Sitting here at 2:30 AM, the memories are coming back in a continuous flow. If I ever get caught up and can write full time, it will be from 11:00 PM to 4.00 AM. Gotta get out my pocket, tape recorder and start talking my notes. I used to tape my reports and observations while driving down the road, after leaving the dealership. All was still fresh in my mind. The next morning, I would get up at 6 am. S, Shower & Shave. Go eat breakfast. Those days, I carried a roll of Tums in both pockets. Working a Honda parts counter had destroyed the lining of my stomach. The goofy kids were just nutty teenagers. I was pretty tolerant of the kids then. Couldn't do it now. Hell, we were all the same idiots at 14. Break an anvil with a tooth pick. The problem was their damn mothers. There is nothing more useless... Than a mother in a motorcycle shop. Here comes "Mrs. My Poor Innocent Li'l Boy and that Bad Old Motorbike, That's Always Breaking Down". Whip out a roll of Tums. Used to eat 'um like they were red hots.
With my stomach, still in that shape, a good breakfast was a must. It was ritual. Breakfast is the one meal of the day I'm VERY particular about. With a wide smile I would spiel, "Morning Mam, I'll have two eggs sunny side up, bacon crisp, whole wheat toast, decaff coffee and a large milk. Bring the milk now, so it warms up a little." Then, with a serious look, came a rapid, " Tell them, don't even dare put hash browns on my plate. Give me grits or sliced tomatoes. NO hash browns! Just the sight of that greasy, under cooked. indigestible crap next to something ... I'm Going To Eat, makes me very upset and angry. I like my breakfast to be calm and the food prepared, PERFECTLY. Not hard fried. No Easter Eggs." The waitresses jaw would drop. She would take a step or two back, before turning around. I could picture her going back to the kitchen and saying, "I've got a real nut out on table #14. For goodness sakes, don't screw up his eggs. The way her talks ... He may have a shoulder holster under that red, Bell Jacket."
Most dealerships opened at 9;00 or 8:30. To give them time to roll the bikes out, throw out the bottles and put the bodies into the dumpster... I would show up around 9:30. Unless it was an old friend like Ray Brazelle at Tulsa Triumph, who I knew was an early riser. I'd be on his door step at 7:30 ... and he'd be making the coffee. Usually, I would go back to my room and write all my paper work. In my report I'd write only the facts and cover all the legal bases ... if need be. I'd mail the tape, with my observations and opinions on it, to Hazen with the report.

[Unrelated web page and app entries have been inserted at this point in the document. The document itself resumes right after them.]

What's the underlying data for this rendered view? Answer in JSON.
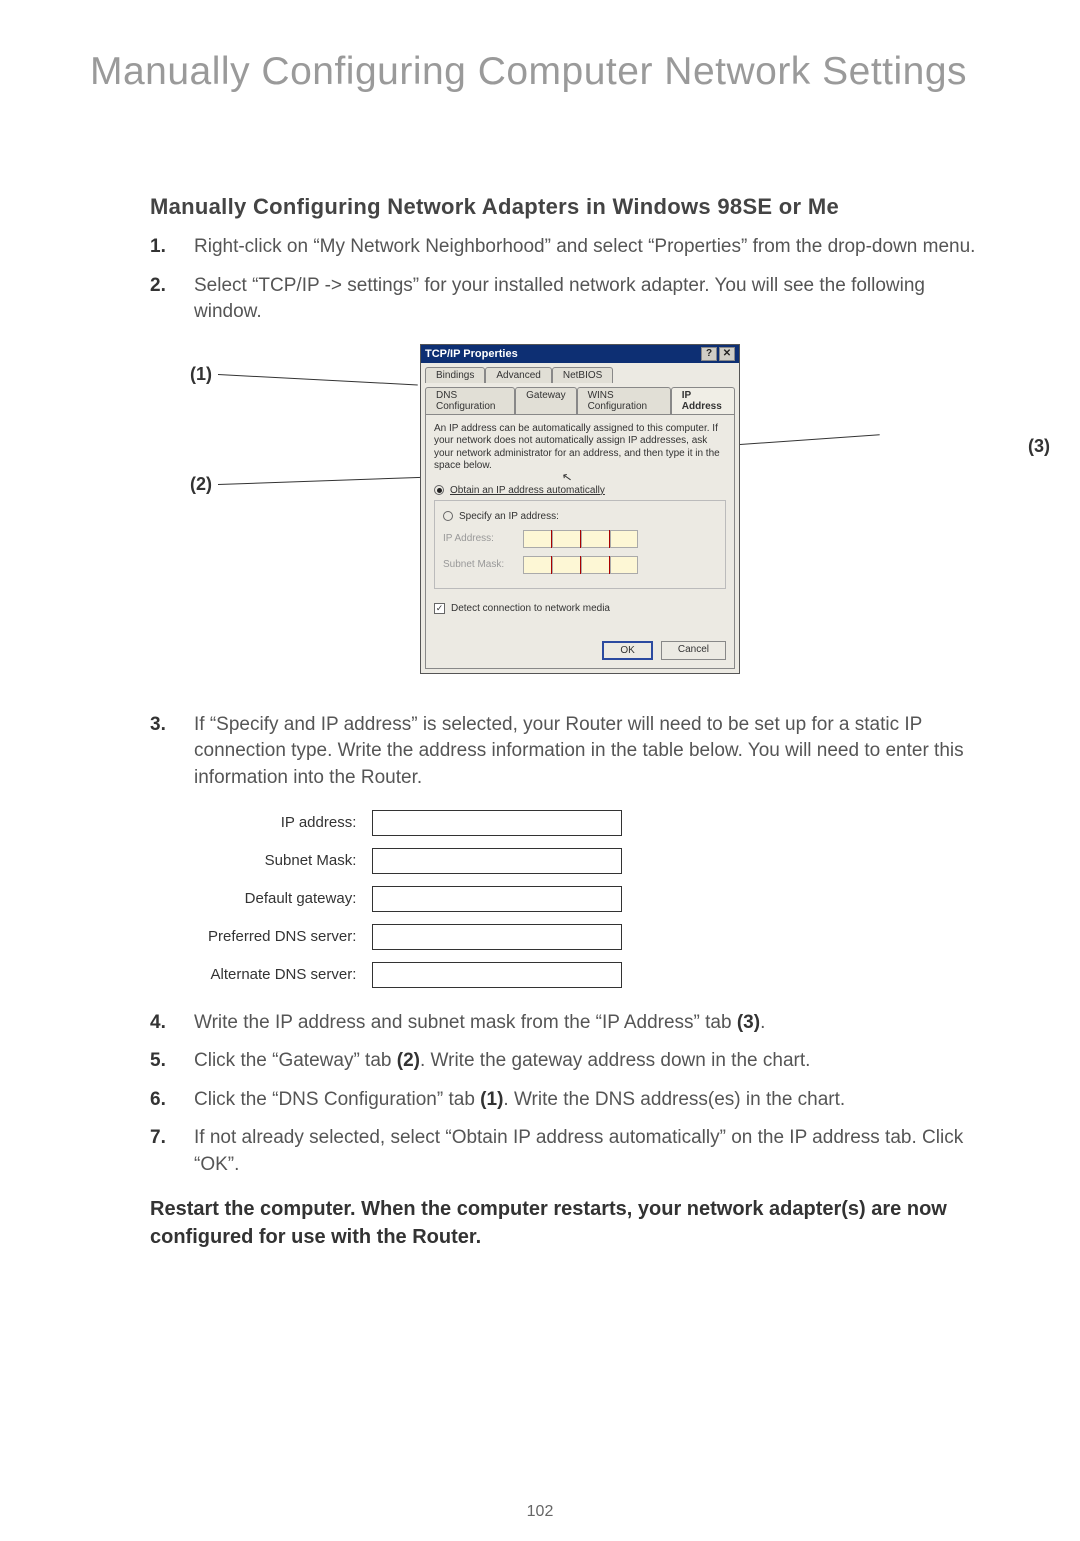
{
  "page_title": "Manually Configuring Computer Network Settings",
  "section_title": "Manually Configuring Network Adapters in Windows 98SE or Me",
  "steps": {
    "s1": {
      "num": "1.",
      "text": "Right-click on “My Network Neighborhood” and select “Properties” from the drop-down menu."
    },
    "s2": {
      "num": "2.",
      "text": "Select “TCP/IP -> settings” for your installed network adapter. You will see the following window."
    },
    "s3": {
      "num": "3.",
      "text": "If “Specify and IP address” is selected, your Router will need to be set up for a static IP connection type. Write the address information in the table below. You will need to enter this information into the Router."
    },
    "s4": {
      "num": "4.",
      "pre": "Write the IP address and subnet mask from the “IP Address” tab ",
      "ref": "(3)",
      "post": "."
    },
    "s5": {
      "num": "5.",
      "pre": "Click the “Gateway” tab ",
      "ref": "(2)",
      "post": ". Write the gateway address down in the chart."
    },
    "s6": {
      "num": "6.",
      "pre": "Click the “DNS Configuration” tab ",
      "ref": "(1)",
      "post": ". Write the DNS address(es) in the chart."
    },
    "s7": {
      "num": "7.",
      "text": "If not already selected, select “Obtain IP address automatically” on the IP address tab. Click “OK”."
    }
  },
  "callouts": {
    "c1": "(1)",
    "c2": "(2)",
    "c3": "(3)"
  },
  "dialog": {
    "title": "TCP/IP Properties",
    "help": "?",
    "close": "✕",
    "tabs_top": {
      "bindings": "Bindings",
      "advanced": "Advanced",
      "netbios": "NetBIOS"
    },
    "tabs_bottom": {
      "dns": "DNS Configuration",
      "gateway": "Gateway",
      "wins": "WINS Configuration",
      "ip": "IP Address"
    },
    "info": "An IP address can be automatically assigned to this computer. If your network does not automatically assign IP addresses, ask your network administrator for an address, and then type it in the space below.",
    "opt_auto": "Obtain an IP address automatically",
    "opt_specify": "Specify an IP address:",
    "ip_label": "IP Address:",
    "subnet_label": "Subnet Mask:",
    "detect": "Detect connection to network media",
    "ok": "OK",
    "cancel": "Cancel"
  },
  "form": {
    "ip": "IP address:",
    "subnet": "Subnet Mask:",
    "gateway": "Default gateway:",
    "pref_dns": "Preferred DNS server:",
    "alt_dns": "Alternate DNS server:"
  },
  "restart_note": "Restart the computer. When the computer restarts, your network adapter(s) are now configured for use with the Router.",
  "page_number": "102"
}
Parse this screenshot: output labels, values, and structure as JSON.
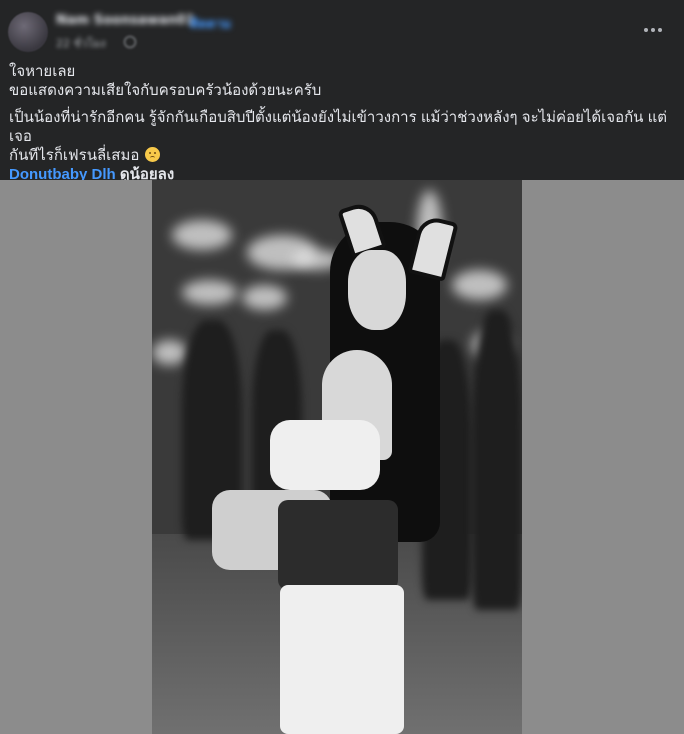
{
  "post": {
    "author_name": "Nam Soonsawan01",
    "follow_label": "ติดตาม",
    "timestamp": "22 ชั่วโมง",
    "more_icon": "more-horizontal-icon",
    "privacy_icon": "globe-icon",
    "text": {
      "line1": "ใจหายเลย",
      "line2": "ขอแสดงความเสียใจกับครอบครัวน้องด้วยนะครับ",
      "para2_line1": "เป็นน้องที่น่ารักอีกคน รู้จักกันเกือบสิบปีตั้งแต่น้องยังไม่เข้าวงการ แม้ว่าช่วงหลังๆ จะไม่ค่อยได้เจอกัน แต่เจอ",
      "para2_line2": "กันทีไรก็เฟรนลี่เสมอ",
      "emoji": "sad-face-emoji",
      "mention": "Donutbaby Dlh",
      "mention_suffix": "ดูน้อยลง"
    }
  },
  "colors": {
    "post_background": "#242526",
    "page_background": "#18191a",
    "link_blue": "#4599ff",
    "text_primary": "#e4e6eb",
    "text_secondary": "#b0b3b8",
    "media_letterbox": "#8c8c8c"
  }
}
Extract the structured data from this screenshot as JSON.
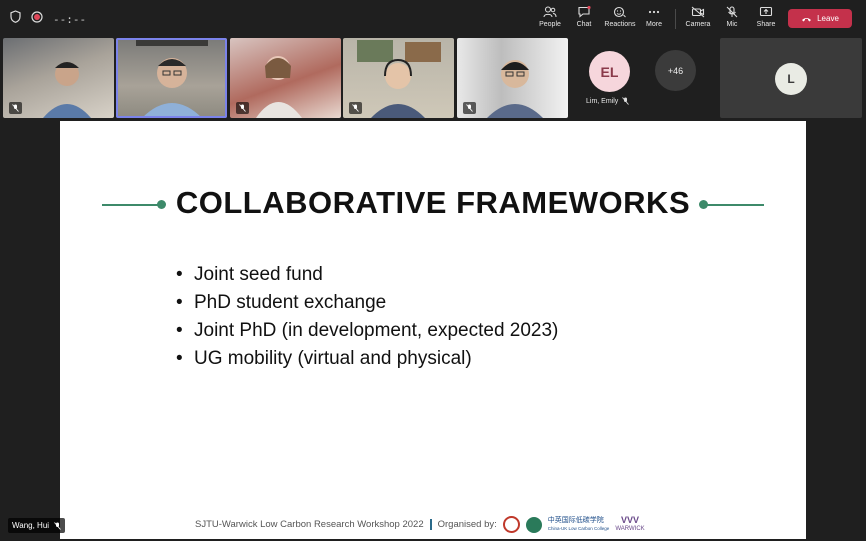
{
  "toolbar": {
    "timer": "--:--",
    "people": "People",
    "chat": "Chat",
    "reactions": "Reactions",
    "more": "More",
    "camera": "Camera",
    "mic": "Mic",
    "share": "Share",
    "leave": "Leave"
  },
  "participants": {
    "emily_initials": "EL",
    "emily_name": "Lim, Emily",
    "overflow_count": "+46",
    "l_initial": "L"
  },
  "slide": {
    "title": "COLLABORATIVE FRAMEWORKS",
    "bullets": [
      "Joint seed fund",
      "PhD student exchange",
      "Joint PhD (in development, expected 2023)",
      "UG mobility (virtual and physical)"
    ],
    "footer_event": "SJTU-Warwick Low Carbon Research Workshop 2022",
    "footer_organised": "Organised by:",
    "logo_cn": "中英国际低碳学院",
    "logo_en": "China-UK Low Carbon College",
    "logo_warwick": "WARWICK"
  },
  "self": {
    "name": "Wang, Hui"
  },
  "colors": {
    "accent_green": "#3d8a6a",
    "leave_red": "#c4314b",
    "active_outline": "#7b83eb"
  }
}
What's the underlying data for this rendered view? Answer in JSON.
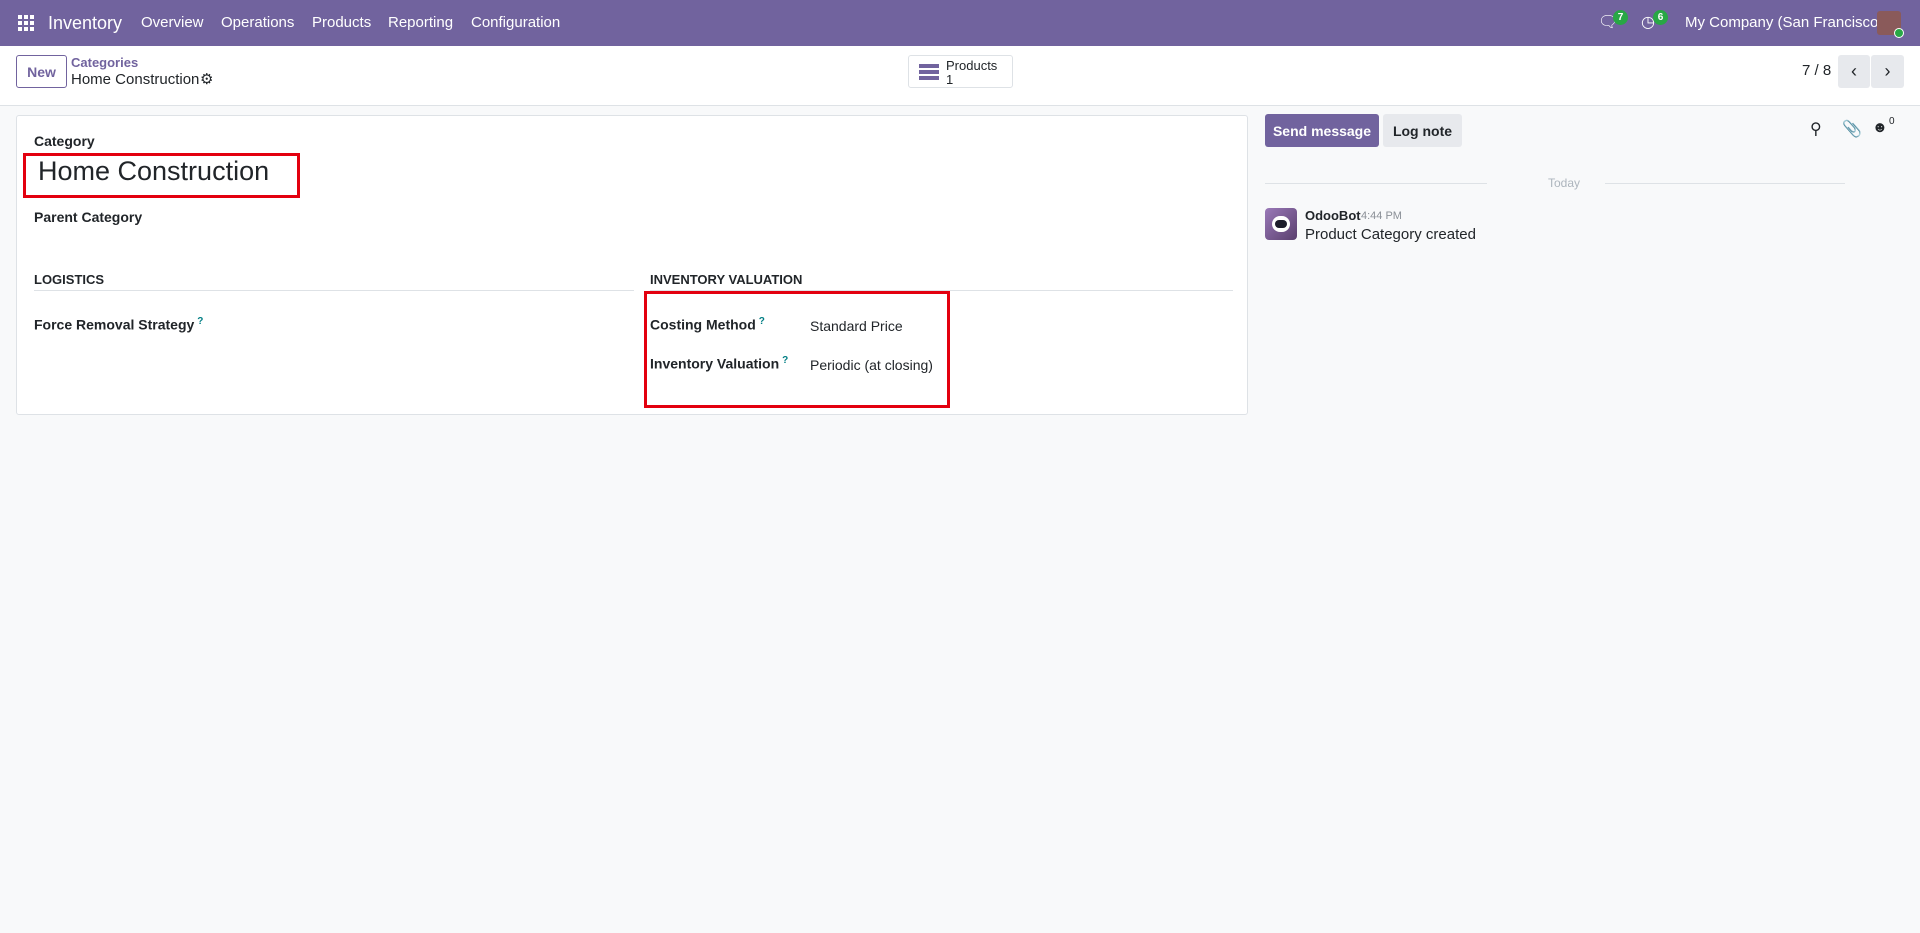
{
  "nav": {
    "app": "Inventory",
    "menu": [
      "Overview",
      "Operations",
      "Products",
      "Reporting",
      "Configuration"
    ],
    "messages_count": "7",
    "activities_count": "6",
    "company": "My Company (San Francisco)"
  },
  "control": {
    "new_label": "New",
    "breadcrumb_parent": "Categories",
    "breadcrumb_current": "Home Construction",
    "smart_button_label": "Products",
    "smart_button_count": "1",
    "pager": "7 / 8"
  },
  "form": {
    "category_label": "Category",
    "category_name": "Home Construction",
    "parent_label": "Parent Category",
    "logistics_title": "LOGISTICS",
    "removal_label": "Force Removal Strategy",
    "valuation_title": "INVENTORY VALUATION",
    "costing_label": "Costing Method",
    "costing_value": "Standard Price",
    "valuation_label": "Inventory Valuation",
    "valuation_value": "Periodic (at closing)",
    "help_mark": "?"
  },
  "chatter": {
    "send_message": "Send message",
    "log_note": "Log note",
    "followers_count": "0",
    "date_separator": "Today",
    "messages": [
      {
        "author": "OdooBot",
        "time": "4:44 PM",
        "body": "Product Category created"
      }
    ]
  },
  "colors": {
    "brand": "#71639e",
    "highlight": "#e3000f",
    "badge": "#28a745"
  }
}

Hazen would tape his comments on the end and mail it back to me. Now, I wish I'd kept some of those tapes. Hazen would work so late at night, you could hear the exhaustion in his voice. But really, those were the good old days ... when it was Johnson Motors. It was like family. Then Peter Thornton and his band of fellow thieves and incompetents got in control of Triumph USA, it was a nightmare! But that's a long, bitter, another story.
Copyright © 2000 NTNOA All rights reserved.
Revised: January 29, 2008 .